'My grandparents got a bit more enjoyment out of it than I did' - Garry Ringrose defuses Ireland hype machine
'My grandparents got more enjoyment out of it than I did'
You can easily trace the hype to the reverse fixture of this weekend's inter-provincial derby in Thomond Park.
And the belief of it to the fidgety fingers of Brian O'Driscoll as he watched the latest of his anointed successors, Garry Ringrose, spear through the Munster midfield to create the first try of an impressive romp for Isa Nacewa.
The World Cup period had seen Ireland indulge in a different sense of hype; undone by Argentina, Joe Schmidt's men needed an urgent reboot and his one-time talisman tweeted his giddy approbation.
Despite being only 21, and fresh from college exams that week, Ringrose was apparently the future now as Ireland attempted to forget their immediate past.
"I think my grandparents got a bit more enjoyment out of it than I did!" beams the centre.
Nearly four months on, the campaign has stalled somewhat, despite occasionally cacophonous catcalls from the bleachers, and Ringrose has steadily accumulated more mileage in a blue shirt.
Jared Payne and Robbie Henshaw have firmed their midfield partnership for Ireland; with the latter heading east next season, Ringrose's next challenge, perhaps, will be to ensure Luke Fitzgerald doesn't thieve his spot.
If it has all seemed like it's happened very quickly, a glance at Josh van der Flier, the team-mate who has stunningly announced himself as a verified international of late, can also bring cause for pause.
"I'm certainly not envious of him," he smiles, sitting in the Bective clubhouse to support the Bank of Ireland Leinster Rugby School of Excellence.
"I've nothing but support for Josh and the work he's put in on and off the pitch and he deserved the opportunity that he got. He's shown how as a young player how you can progress and what it takes.
"I'd certainly be looking to see what he's doing and emulate that."
The testimonials of former players - Shane Horgan reportedly said that by selecting Ringrose, Ireland could conceivably change the way they play - remain muted to Schmidt's ears and, encouragingly, Ringrose's too.
"I didn't actually hear that," the 21-year-old politely demurs. "But after watching the Italian game and the Scottish game I feel Ireland are trying and executing an enjoyable brand of rugby to watch.

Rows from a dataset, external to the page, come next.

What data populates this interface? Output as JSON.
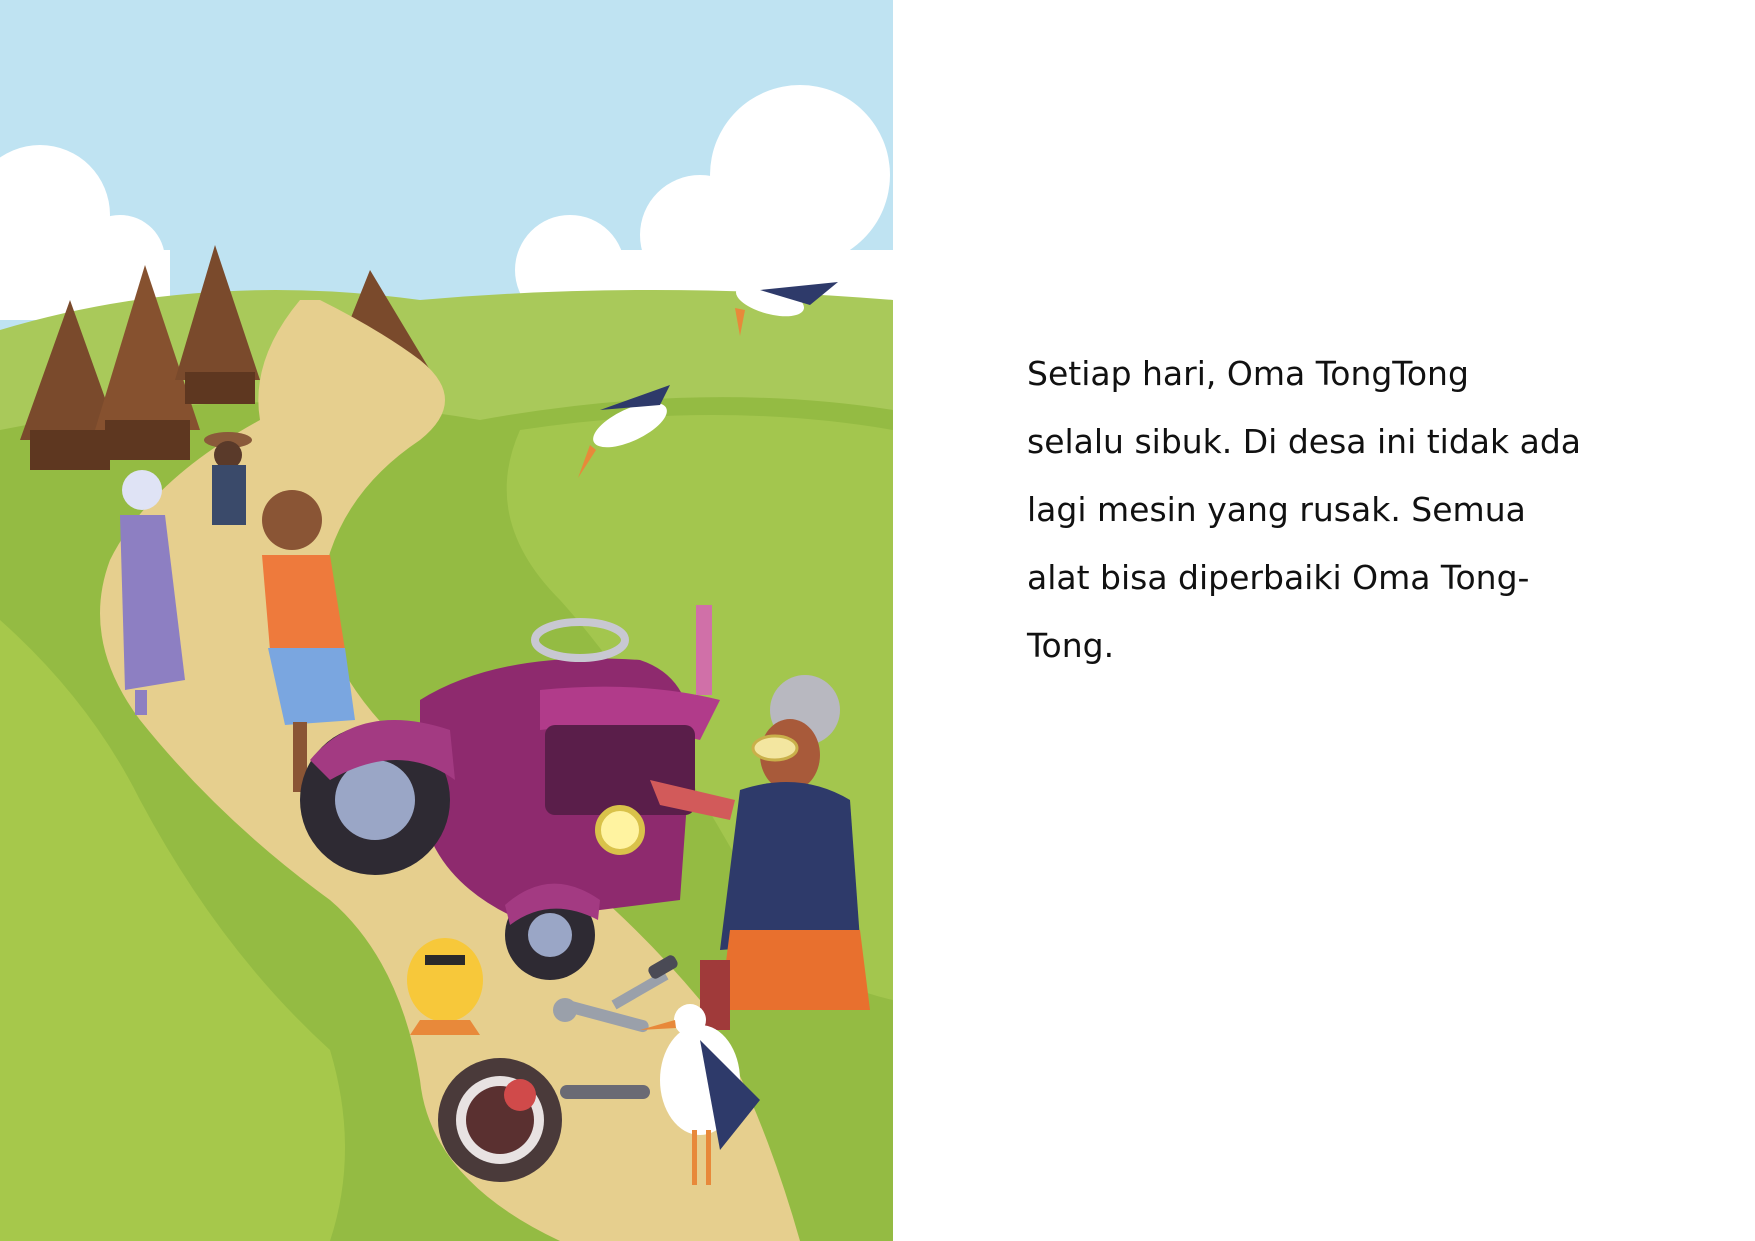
{
  "story": {
    "text": "Setiap hari, Oma TongTong\nselalu sibuk. Di desa ini tidak ada\nlagi mesin yang rusak. Semua\nalat bisa diperbaiki Oma Tong-\nTong."
  },
  "colors": {
    "sky": "#bfe3f2",
    "grass": "#9cc14a",
    "path": "#e6cf8e",
    "tractor": "#8e2a6e",
    "hut_roof": "#7a4a2c"
  },
  "illustration": {
    "icons": [
      "cloud-icon",
      "hut-icon",
      "stork-icon",
      "tractor-icon",
      "wrench-icon",
      "screwdriver-icon",
      "chick-icon",
      "turkey-icon"
    ]
  }
}
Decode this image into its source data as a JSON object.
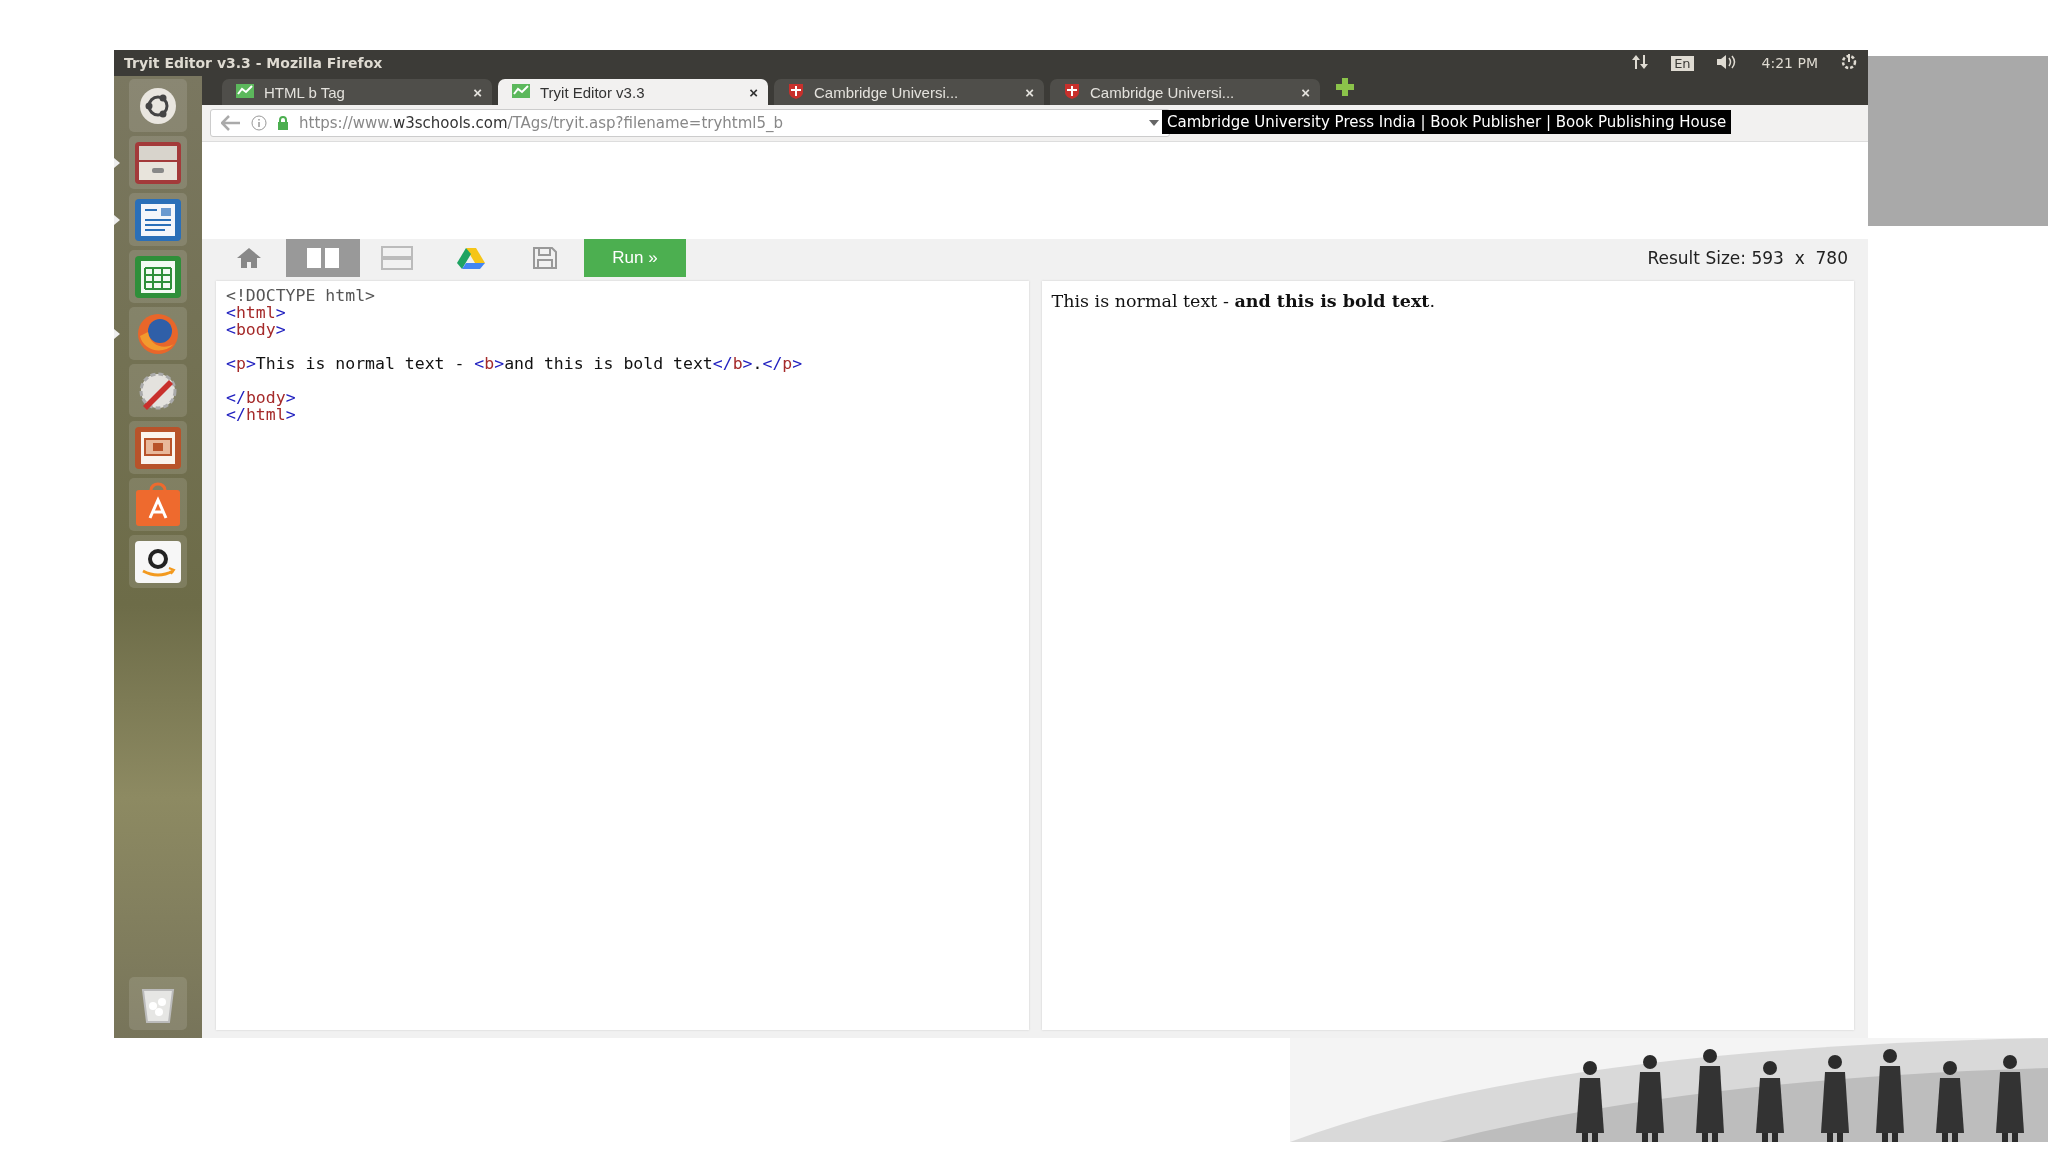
{
  "window": {
    "title": "Tryit Editor v3.3 - Mozilla Firefox"
  },
  "indicators": {
    "keyboard": "En",
    "clock": "4:21 PM"
  },
  "launcher": [
    {
      "kind": "ubuntu",
      "running": false
    },
    {
      "kind": "files",
      "running": true
    },
    {
      "kind": "writer",
      "running": true
    },
    {
      "kind": "calc",
      "running": false
    },
    {
      "kind": "firefox",
      "running": true
    },
    {
      "kind": "settings",
      "running": false
    },
    {
      "kind": "impress",
      "running": false
    },
    {
      "kind": "software",
      "running": false
    },
    {
      "kind": "amazon",
      "running": false
    },
    {
      "kind": "trash",
      "running": false
    }
  ],
  "tabs": [
    {
      "label": "HTML b Tag",
      "kind": "w3",
      "selected": false,
      "close": "×"
    },
    {
      "label": "Tryit Editor v3.3",
      "kind": "w3",
      "selected": true,
      "close": "×"
    },
    {
      "label": "Cambridge Universi...",
      "kind": "cambridge",
      "selected": false,
      "close": "×"
    },
    {
      "label": "Cambridge Universi...",
      "kind": "cambridge",
      "selected": false,
      "close": "×"
    }
  ],
  "address_bar": {
    "url_start": "https://www.",
    "url_domain": "w3schools.com",
    "url_end": "/TAgs/tryit.asp?filename=tryhtml5_b"
  },
  "tooltip": "Cambridge University Press India | Book Publisher | Book Publishing House",
  "toolbar": {
    "buttons": [
      {
        "kind": "home",
        "selected": false
      },
      {
        "kind": "columns",
        "selected": true
      },
      {
        "kind": "rows",
        "selected": false
      },
      {
        "kind": "drive",
        "selected": false
      },
      {
        "kind": "save",
        "selected": false
      }
    ],
    "run": "Run »",
    "result_size": "Result Size: 593  x  780"
  },
  "code_lines": [
    {
      "gap_before": false,
      "tokens": [
        {
          "kind": "doctype",
          "text": "<!DOCTYPE html>"
        }
      ]
    },
    {
      "gap_before": false,
      "tokens": [
        {
          "kind": "punct",
          "text": "<"
        },
        {
          "kind": "tag",
          "text": "html"
        },
        {
          "kind": "punct",
          "text": ">"
        }
      ]
    },
    {
      "gap_before": false,
      "tokens": [
        {
          "kind": "punct",
          "text": "<"
        },
        {
          "kind": "tag",
          "text": "body"
        },
        {
          "kind": "punct",
          "text": ">"
        }
      ]
    },
    {
      "gap_before": true,
      "tokens": [
        {
          "kind": "punct",
          "text": "<"
        },
        {
          "kind": "tag",
          "text": "p"
        },
        {
          "kind": "punct",
          "text": ">"
        },
        {
          "kind": "text",
          "text": "This is normal text - "
        },
        {
          "kind": "punct",
          "text": "<"
        },
        {
          "kind": "tag",
          "text": "b"
        },
        {
          "kind": "punct",
          "text": ">"
        },
        {
          "kind": "text",
          "text": "and this is bold text"
        },
        {
          "kind": "punct",
          "text": "</"
        },
        {
          "kind": "tag",
          "text": "b"
        },
        {
          "kind": "punct",
          "text": ">"
        },
        {
          "kind": "text",
          "text": "."
        },
        {
          "kind": "punct",
          "text": "</"
        },
        {
          "kind": "tag",
          "text": "p"
        },
        {
          "kind": "punct",
          "text": ">"
        }
      ]
    },
    {
      "gap_before": true,
      "tokens": [
        {
          "kind": "punct",
          "text": "</"
        },
        {
          "kind": "tag",
          "text": "body"
        },
        {
          "kind": "punct",
          "text": ">"
        }
      ]
    },
    {
      "gap_before": false,
      "tokens": [
        {
          "kind": "punct",
          "text": "</"
        },
        {
          "kind": "tag",
          "text": "html"
        },
        {
          "kind": "punct",
          "text": ">"
        }
      ]
    }
  ],
  "result_text": "This is normal text - **and this is bold text**."
}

"They were unlucky in the first two games, they came out the wrong side of results early on but redeemed themselves and showed what they were capable of towards the end.
"I just kind of focus on, as much as possible, the opinions of coaches and then the senior players at Leinster, try to keep the feet to the ground and not look to far ahead, just focus on each week and each game."
Schmidt's counsel is what matters too; just as Leinster-bound Henshaw shadowed the master O'Driscoll for a full season before graduating to full international honours, Ringrose has been placed beneath the Carton House petri dish for careful cultivation.
Indeed, he says that Gordon D'Arcy proved to be just as influential a tutor in his final months with the club.
Ringrose, though, is blithely indifferent about whether or not promotion should be summary. Asked if he has booked a holiday in June, when Ireland tour South Africa, he again balks good-naturedly.
"To be honest, it's the least of my worries at the moment. I kind of haven't really been thinking that far ahead, just been focusing on each game as it comes and focusing on Munster now this weekend.
"Joe has let me know where I stand. He would have encouraged me to relish any opportunity I get with Leinster and he's very supportive of certain things and pitched areas that needed improving.
"He would have coached a lot of the senior players at Leinster. And he would have close contact with the coaches there.
"So he said to use them as tools to improve as much as possible, go from there and focus on that.
"Listen, it was pretty cool to go into Ireland camp. It is always a great insight to what it takes to get to that level. Rubbing shoulders with the best players in Ireland, centres and wingers, for me personally was pretty cool; seeing how they train and play is a good experience."
There will be nothing so gentle as rubbing shoulders this weekend, even if he is one of the few players around who seeks to evade, rather than smash straight into them; a lack of physicality has been posited as a reason why he didn't emerge during the crash, bang and wallop adventure that is the Six Nations.
"I suppose it has definitely been a step up," he says. "I feel I've certainly managed it okay, but there are several other attributes that I'd be looking to improve across the board. I wouldn't just narrow in on size and physicality."
And he will leave the hype to others.